— WHAT THE TASK REQUIRES —
After reading the data below, copy out every line that contains the word "null".
################
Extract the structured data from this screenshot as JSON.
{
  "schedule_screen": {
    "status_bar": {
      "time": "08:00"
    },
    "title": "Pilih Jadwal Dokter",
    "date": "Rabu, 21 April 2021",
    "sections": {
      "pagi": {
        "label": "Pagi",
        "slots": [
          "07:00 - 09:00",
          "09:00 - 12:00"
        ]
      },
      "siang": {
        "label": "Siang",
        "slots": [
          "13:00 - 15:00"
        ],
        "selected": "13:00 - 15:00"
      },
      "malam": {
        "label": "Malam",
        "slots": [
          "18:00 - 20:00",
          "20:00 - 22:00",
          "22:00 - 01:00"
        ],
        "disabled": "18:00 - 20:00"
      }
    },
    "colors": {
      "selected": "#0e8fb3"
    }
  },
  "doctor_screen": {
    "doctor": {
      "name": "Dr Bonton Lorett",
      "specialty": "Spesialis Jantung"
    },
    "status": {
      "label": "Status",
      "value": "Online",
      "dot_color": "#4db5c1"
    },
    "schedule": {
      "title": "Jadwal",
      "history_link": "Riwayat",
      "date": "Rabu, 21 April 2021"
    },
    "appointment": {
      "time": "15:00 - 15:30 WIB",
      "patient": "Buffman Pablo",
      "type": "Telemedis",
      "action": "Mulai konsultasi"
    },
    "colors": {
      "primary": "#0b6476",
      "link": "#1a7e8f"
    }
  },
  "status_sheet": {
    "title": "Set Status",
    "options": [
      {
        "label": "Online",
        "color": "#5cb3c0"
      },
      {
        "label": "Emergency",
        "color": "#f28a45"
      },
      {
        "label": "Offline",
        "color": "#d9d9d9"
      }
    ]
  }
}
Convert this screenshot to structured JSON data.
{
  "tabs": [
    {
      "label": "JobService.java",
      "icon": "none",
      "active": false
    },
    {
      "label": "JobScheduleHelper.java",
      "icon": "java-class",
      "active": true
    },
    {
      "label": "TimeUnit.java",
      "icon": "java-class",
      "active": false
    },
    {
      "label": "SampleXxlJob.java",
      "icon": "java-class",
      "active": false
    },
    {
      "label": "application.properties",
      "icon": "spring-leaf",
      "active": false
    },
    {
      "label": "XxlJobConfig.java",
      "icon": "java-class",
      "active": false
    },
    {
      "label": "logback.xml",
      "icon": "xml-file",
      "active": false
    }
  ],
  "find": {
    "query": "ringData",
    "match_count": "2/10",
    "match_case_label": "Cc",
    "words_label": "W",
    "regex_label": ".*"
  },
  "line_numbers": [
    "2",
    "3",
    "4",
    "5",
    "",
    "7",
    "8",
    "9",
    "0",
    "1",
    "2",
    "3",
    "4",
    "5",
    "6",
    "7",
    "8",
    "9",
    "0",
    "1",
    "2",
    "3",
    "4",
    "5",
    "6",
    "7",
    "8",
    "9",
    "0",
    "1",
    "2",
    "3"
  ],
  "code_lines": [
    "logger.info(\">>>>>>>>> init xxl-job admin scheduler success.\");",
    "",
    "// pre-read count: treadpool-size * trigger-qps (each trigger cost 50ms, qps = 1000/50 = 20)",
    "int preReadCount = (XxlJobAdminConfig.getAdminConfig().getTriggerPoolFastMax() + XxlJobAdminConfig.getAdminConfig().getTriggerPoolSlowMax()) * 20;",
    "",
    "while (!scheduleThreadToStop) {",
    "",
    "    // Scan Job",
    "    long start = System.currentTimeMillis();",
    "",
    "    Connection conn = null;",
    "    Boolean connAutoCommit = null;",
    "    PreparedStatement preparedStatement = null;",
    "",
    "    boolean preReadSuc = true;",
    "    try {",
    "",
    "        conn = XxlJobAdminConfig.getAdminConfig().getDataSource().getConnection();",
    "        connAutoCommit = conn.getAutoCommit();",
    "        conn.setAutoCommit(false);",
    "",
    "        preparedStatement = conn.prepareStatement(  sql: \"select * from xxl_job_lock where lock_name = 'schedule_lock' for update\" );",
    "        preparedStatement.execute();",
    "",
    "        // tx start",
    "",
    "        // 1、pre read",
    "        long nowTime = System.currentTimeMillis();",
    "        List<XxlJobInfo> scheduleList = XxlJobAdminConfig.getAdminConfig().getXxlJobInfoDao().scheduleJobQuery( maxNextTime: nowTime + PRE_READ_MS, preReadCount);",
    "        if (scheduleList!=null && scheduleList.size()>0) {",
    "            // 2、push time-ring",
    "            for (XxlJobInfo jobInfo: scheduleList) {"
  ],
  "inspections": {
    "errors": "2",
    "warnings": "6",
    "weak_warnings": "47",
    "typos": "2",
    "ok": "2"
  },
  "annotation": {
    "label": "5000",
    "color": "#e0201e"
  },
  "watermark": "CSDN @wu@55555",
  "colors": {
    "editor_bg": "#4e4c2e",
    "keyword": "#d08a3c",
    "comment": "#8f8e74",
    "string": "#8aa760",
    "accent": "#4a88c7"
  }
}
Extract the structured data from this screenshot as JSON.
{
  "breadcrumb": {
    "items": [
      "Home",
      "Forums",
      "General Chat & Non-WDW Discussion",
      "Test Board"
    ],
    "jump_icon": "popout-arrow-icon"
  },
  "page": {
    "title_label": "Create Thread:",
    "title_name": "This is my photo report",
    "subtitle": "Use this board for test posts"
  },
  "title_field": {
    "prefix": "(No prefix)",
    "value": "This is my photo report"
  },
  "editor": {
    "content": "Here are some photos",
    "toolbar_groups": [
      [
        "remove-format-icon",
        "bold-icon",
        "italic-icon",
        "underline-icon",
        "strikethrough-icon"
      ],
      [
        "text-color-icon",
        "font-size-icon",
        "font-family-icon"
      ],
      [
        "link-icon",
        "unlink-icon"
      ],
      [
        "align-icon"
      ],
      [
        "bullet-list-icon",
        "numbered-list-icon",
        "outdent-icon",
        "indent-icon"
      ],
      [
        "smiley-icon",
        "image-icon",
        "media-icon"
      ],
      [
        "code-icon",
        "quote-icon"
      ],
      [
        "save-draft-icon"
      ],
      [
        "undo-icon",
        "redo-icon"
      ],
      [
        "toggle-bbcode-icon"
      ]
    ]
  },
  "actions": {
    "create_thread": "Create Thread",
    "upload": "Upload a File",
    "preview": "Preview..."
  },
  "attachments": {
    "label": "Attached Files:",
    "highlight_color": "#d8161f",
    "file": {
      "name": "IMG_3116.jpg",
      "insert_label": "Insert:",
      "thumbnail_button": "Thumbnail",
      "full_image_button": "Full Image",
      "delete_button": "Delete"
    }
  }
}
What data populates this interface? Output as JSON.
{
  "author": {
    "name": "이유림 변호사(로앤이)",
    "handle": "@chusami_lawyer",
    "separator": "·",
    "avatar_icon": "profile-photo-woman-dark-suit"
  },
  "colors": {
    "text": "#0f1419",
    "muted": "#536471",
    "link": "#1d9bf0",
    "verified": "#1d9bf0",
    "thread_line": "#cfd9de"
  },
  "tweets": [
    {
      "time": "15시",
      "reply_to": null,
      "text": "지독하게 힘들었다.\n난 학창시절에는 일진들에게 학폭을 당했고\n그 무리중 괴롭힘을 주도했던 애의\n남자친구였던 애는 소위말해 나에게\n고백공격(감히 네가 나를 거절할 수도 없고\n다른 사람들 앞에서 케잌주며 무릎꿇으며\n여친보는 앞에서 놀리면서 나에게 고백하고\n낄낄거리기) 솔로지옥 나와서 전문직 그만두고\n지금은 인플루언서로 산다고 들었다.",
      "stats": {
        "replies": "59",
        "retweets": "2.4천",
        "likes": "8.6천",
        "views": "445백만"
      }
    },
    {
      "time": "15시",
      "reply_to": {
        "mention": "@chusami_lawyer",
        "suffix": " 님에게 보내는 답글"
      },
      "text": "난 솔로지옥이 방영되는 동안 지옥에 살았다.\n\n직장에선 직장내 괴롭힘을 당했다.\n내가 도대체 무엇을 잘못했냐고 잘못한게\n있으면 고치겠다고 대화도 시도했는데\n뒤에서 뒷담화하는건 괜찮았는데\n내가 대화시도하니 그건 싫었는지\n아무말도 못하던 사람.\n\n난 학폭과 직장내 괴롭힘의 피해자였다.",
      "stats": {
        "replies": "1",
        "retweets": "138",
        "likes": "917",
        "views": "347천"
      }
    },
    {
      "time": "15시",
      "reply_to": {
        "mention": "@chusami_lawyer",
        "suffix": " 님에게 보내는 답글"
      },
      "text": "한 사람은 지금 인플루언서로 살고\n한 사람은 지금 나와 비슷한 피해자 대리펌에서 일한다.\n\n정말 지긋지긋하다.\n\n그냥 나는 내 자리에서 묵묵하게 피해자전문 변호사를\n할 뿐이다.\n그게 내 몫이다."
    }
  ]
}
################
— WRITTEN ANSWER —
    "    Connection conn = null;",
    "    Boolean connAutoCommit = null;",
    "    PreparedStatement preparedStatement = null;",
    "        if (scheduleList!=null && scheduleList.size()>0) {",
      "reply_to": null,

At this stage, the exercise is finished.